◆ **TASK REQUIREMENTS**
Would you print out all of the data exactly and keep the pictures out of it?

START DATASET ENTRIES

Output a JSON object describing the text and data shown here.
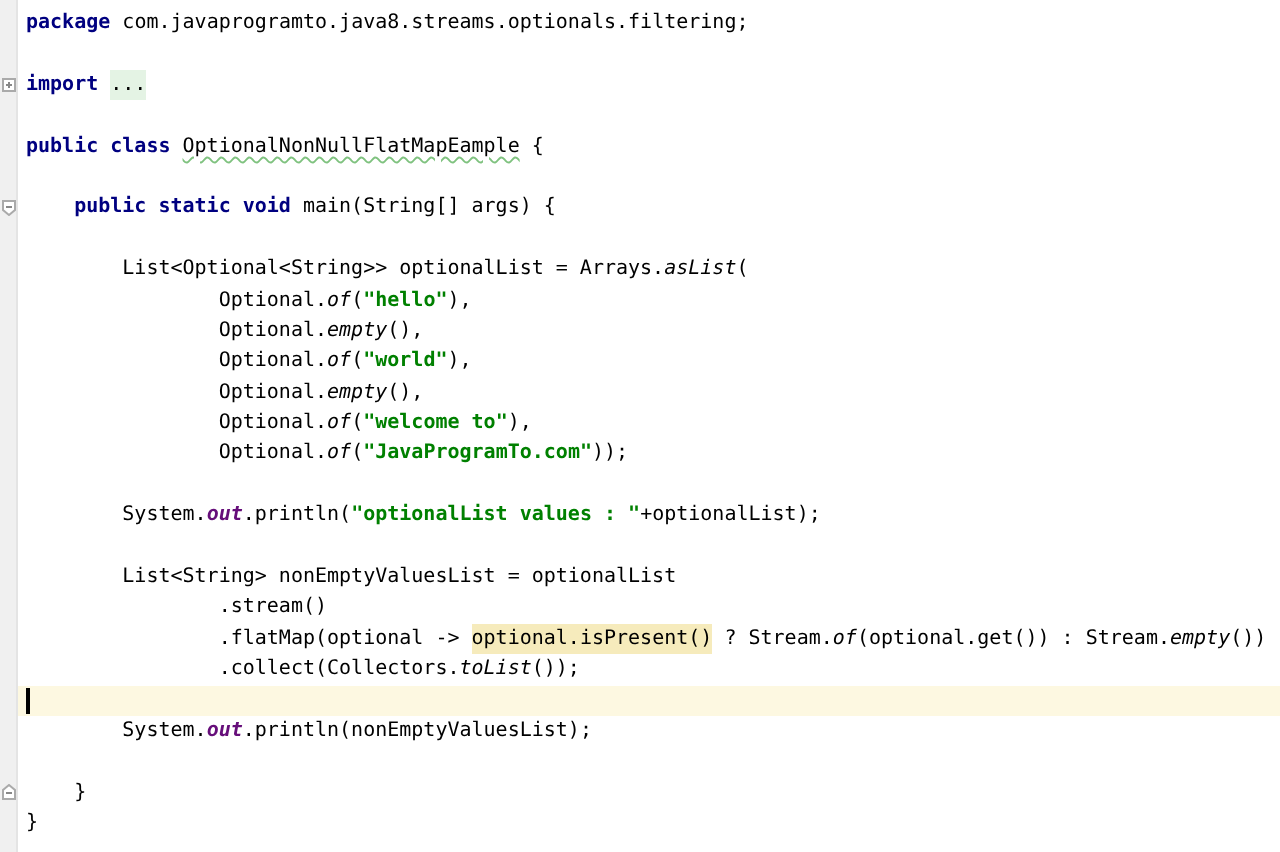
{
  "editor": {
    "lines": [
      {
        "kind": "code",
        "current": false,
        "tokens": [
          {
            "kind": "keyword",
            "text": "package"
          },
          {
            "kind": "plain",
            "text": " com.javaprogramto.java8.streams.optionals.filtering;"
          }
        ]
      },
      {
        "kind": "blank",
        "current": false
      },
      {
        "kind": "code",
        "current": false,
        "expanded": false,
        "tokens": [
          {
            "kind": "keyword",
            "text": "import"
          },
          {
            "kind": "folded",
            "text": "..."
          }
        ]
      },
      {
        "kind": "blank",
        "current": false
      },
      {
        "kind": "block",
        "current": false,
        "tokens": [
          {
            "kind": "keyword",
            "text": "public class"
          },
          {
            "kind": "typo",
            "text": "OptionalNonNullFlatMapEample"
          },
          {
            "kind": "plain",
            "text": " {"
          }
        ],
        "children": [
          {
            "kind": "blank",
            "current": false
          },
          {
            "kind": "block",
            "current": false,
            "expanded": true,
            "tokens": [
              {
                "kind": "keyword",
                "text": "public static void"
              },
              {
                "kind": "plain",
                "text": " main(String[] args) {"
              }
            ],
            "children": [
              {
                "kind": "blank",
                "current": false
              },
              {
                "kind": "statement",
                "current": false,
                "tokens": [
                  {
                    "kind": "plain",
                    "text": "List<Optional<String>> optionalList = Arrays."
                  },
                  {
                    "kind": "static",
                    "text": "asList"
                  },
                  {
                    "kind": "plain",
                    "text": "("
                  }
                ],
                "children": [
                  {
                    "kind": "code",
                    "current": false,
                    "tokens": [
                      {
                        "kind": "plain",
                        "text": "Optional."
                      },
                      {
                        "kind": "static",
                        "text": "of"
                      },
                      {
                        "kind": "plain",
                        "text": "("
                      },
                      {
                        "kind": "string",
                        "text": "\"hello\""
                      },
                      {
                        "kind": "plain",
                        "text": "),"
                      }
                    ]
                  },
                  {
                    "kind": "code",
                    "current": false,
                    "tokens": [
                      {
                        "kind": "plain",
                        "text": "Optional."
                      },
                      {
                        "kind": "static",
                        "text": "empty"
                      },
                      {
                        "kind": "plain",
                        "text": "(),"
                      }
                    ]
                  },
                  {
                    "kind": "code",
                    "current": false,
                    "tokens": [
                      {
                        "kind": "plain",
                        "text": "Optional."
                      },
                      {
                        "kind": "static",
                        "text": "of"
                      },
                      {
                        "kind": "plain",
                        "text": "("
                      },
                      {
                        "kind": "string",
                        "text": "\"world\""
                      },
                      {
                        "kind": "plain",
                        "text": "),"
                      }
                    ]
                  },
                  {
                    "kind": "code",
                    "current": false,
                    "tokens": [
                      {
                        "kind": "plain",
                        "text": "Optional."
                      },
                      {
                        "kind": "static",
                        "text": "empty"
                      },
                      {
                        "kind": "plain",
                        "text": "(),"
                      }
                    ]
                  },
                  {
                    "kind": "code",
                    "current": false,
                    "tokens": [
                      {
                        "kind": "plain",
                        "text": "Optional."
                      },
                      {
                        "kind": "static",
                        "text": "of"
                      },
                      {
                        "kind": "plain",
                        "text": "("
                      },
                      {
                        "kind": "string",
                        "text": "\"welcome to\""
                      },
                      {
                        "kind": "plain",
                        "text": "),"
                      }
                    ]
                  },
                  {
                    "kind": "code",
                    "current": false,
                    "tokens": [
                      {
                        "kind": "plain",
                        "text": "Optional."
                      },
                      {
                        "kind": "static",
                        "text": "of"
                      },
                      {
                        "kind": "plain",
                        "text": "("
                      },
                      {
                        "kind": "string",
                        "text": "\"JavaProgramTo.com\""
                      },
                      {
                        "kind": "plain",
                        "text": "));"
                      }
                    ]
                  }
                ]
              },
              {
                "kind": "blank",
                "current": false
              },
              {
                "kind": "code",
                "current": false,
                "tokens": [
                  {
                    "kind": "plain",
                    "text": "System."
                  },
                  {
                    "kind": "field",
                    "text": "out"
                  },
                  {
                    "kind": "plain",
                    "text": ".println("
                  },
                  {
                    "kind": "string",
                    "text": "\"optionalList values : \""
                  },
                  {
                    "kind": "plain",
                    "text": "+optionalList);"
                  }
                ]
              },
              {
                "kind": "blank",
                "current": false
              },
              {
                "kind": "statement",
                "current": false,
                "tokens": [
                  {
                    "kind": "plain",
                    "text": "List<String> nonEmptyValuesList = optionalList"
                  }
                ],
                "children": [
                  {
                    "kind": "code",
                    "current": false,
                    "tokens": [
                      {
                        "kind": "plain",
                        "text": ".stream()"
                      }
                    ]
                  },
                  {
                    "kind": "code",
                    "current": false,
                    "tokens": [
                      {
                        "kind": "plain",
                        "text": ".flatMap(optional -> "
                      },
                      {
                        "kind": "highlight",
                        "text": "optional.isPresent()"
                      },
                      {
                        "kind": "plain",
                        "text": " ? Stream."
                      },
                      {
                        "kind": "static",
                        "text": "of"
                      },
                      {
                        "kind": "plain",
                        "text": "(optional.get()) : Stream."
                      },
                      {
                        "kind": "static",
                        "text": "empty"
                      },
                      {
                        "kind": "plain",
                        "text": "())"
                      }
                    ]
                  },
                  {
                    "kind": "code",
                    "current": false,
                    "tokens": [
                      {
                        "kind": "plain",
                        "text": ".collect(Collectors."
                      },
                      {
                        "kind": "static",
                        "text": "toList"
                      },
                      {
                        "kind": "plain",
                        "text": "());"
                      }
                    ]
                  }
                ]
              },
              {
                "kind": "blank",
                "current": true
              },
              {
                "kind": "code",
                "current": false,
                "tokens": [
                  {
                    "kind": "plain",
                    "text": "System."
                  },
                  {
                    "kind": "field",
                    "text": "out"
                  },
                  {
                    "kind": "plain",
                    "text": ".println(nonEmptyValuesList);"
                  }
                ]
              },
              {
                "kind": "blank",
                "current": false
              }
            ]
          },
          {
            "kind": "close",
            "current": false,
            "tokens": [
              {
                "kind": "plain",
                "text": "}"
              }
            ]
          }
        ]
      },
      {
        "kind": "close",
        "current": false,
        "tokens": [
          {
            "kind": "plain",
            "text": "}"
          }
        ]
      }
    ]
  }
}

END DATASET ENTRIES

◆ **ANSWER BOX**
Output a JSON object describing the text and data shown here.
{
  "editor": {
    "lines": [
      {
        "kind": "code",
        "current": false,
        "tokens": [
          {
            "kind": "keyword",
            "text": "package"
          },
          {
            "kind": "plain",
            "text": " com.javaprogramto.java8.streams.optionals.filtering;"
          }
        ]
      },
      {
        "kind": "blank",
        "current": false
      },
      {
        "kind": "code",
        "current": false,
        "expanded": false,
        "tokens": [
          {
            "kind": "keyword",
            "text": "import"
          },
          {
            "kind": "folded",
            "text": "..."
          }
        ]
      },
      {
        "kind": "blank",
        "current": false
      },
      {
        "kind": "block",
        "current": false,
        "tokens": [
          {
            "kind": "keyword",
            "text": "public class"
          },
          {
            "kind": "typo",
            "text": "OptionalNonNullFlatMapEample"
          },
          {
            "kind": "plain",
            "text": " {"
          }
        ],
        "children": [
          {
            "kind": "blank",
            "current": false
          },
          {
            "kind": "block",
            "current": false,
            "expanded": true,
            "tokens": [
              {
                "kind": "keyword",
                "text": "public static void"
              },
              {
                "kind": "plain",
                "text": " main(String[] args) {"
              }
            ],
            "children": [
              {
                "kind": "blank",
                "current": false
              },
              {
                "kind": "statement",
                "current": false,
                "tokens": [
                  {
                    "kind": "plain",
                    "text": "List<Optional<String>> optionalList = Arrays."
                  },
                  {
                    "kind": "static",
                    "text": "asList"
                  },
                  {
                    "kind": "plain",
                    "text": "("
                  }
                ],
                "children": [
                  {
                    "kind": "code",
                    "current": false,
                    "tokens": [
                      {
                        "kind": "plain",
                        "text": "Optional."
                      },
                      {
                        "kind": "static",
                        "text": "of"
                      },
                      {
                        "kind": "plain",
                        "text": "("
                      },
                      {
                        "kind": "string",
                        "text": "\"hello\""
                      },
                      {
                        "kind": "plain",
                        "text": "),"
                      }
                    ]
                  },
                  {
                    "kind": "code",
                    "current": false,
                    "tokens": [
                      {
                        "kind": "plain",
                        "text": "Optional."
                      },
                      {
                        "kind": "static",
                        "text": "empty"
                      },
                      {
                        "kind": "plain",
                        "text": "(),"
                      }
                    ]
                  },
                  {
                    "kind": "code",
                    "current": false,
                    "tokens": [
                      {
                        "kind": "plain",
                        "text": "Optional."
                      },
                      {
                        "kind": "static",
                        "text": "of"
                      },
                      {
                        "kind": "plain",
                        "text": "("
                      },
                      {
                        "kind": "string",
                        "text": "\"world\""
                      },
                      {
                        "kind": "plain",
                        "text": "),"
                      }
                    ]
                  },
                  {
                    "kind": "code",
                    "current": false,
                    "tokens": [
                      {
                        "kind": "plain",
                        "text": "Optional."
                      },
                      {
                        "kind": "static",
                        "text": "empty"
                      },
                      {
                        "kind": "plain",
                        "text": "(),"
                      }
                    ]
                  },
                  {
                    "kind": "code",
                    "current": false,
                    "tokens": [
                      {
                        "kind": "plain",
                        "text": "Optional."
                      },
                      {
                        "kind": "static",
                        "text": "of"
                      },
                      {
                        "kind": "plain",
                        "text": "("
                      },
                      {
                        "kind": "string",
                        "text": "\"welcome to\""
                      },
                      {
                        "kind": "plain",
                        "text": "),"
                      }
                    ]
                  },
                  {
                    "kind": "code",
                    "current": false,
                    "tokens": [
                      {
                        "kind": "plain",
                        "text": "Optional."
                      },
                      {
                        "kind": "static",
                        "text": "of"
                      },
                      {
                        "kind": "plain",
                        "text": "("
                      },
                      {
                        "kind": "string",
                        "text": "\"JavaProgramTo.com\""
                      },
                      {
                        "kind": "plain",
                        "text": "));"
                      }
                    ]
                  }
                ]
              },
              {
                "kind": "blank",
                "current": false
              },
              {
                "kind": "code",
                "current": false,
                "tokens": [
                  {
                    "kind": "plain",
                    "text": "System."
                  },
                  {
                    "kind": "field",
                    "text": "out"
                  },
                  {
                    "kind": "plain",
                    "text": ".println("
                  },
                  {
                    "kind": "string",
                    "text": "\"optionalList values : \""
                  },
                  {
                    "kind": "plain",
                    "text": "+optionalList);"
                  }
                ]
              },
              {
                "kind": "blank",
                "current": false
              },
              {
                "kind": "statement",
                "current": false,
                "tokens": [
                  {
                    "kind": "plain",
                    "text": "List<String> nonEmptyValuesList = optionalList"
                  }
                ],
                "children": [
                  {
                    "kind": "code",
                    "current": false,
                    "tokens": [
                      {
                        "kind": "plain",
                        "text": ".stream()"
                      }
                    ]
                  },
                  {
                    "kind": "code",
                    "current": false,
                    "tokens": [
                      {
                        "kind": "plain",
                        "text": ".flatMap(optional -> "
                      },
                      {
                        "kind": "highlight",
                        "text": "optional.isPresent()"
                      },
                      {
                        "kind": "plain",
                        "text": " ? Stream."
                      },
                      {
                        "kind": "static",
                        "text": "of"
                      },
                      {
                        "kind": "plain",
                        "text": "(optional.get()) : Stream."
                      },
                      {
                        "kind": "static",
                        "text": "empty"
                      },
                      {
                        "kind": "plain",
                        "text": "())"
                      }
                    ]
                  },
                  {
                    "kind": "code",
                    "current": false,
                    "tokens": [
                      {
                        "kind": "plain",
                        "text": ".collect(Collectors."
                      },
                      {
                        "kind": "static",
                        "text": "toList"
                      },
                      {
                        "kind": "plain",
                        "text": "());"
                      }
                    ]
                  }
                ]
              },
              {
                "kind": "blank",
                "current": true
              },
              {
                "kind": "code",
                "current": false,
                "tokens": [
                  {
                    "kind": "plain",
                    "text": "System."
                  },
                  {
                    "kind": "field",
                    "text": "out"
                  },
                  {
                    "kind": "plain",
                    "text": ".println(nonEmptyValuesList);"
                  }
                ]
              },
              {
                "kind": "blank",
                "current": false
              }
            ]
          },
          {
            "kind": "close",
            "current": false,
            "tokens": [
              {
                "kind": "plain",
                "text": "}"
              }
            ]
          }
        ]
      },
      {
        "kind": "close",
        "current": false,
        "tokens": [
          {
            "kind": "plain",
            "text": "}"
          }
        ]
      }
    ]
  }
}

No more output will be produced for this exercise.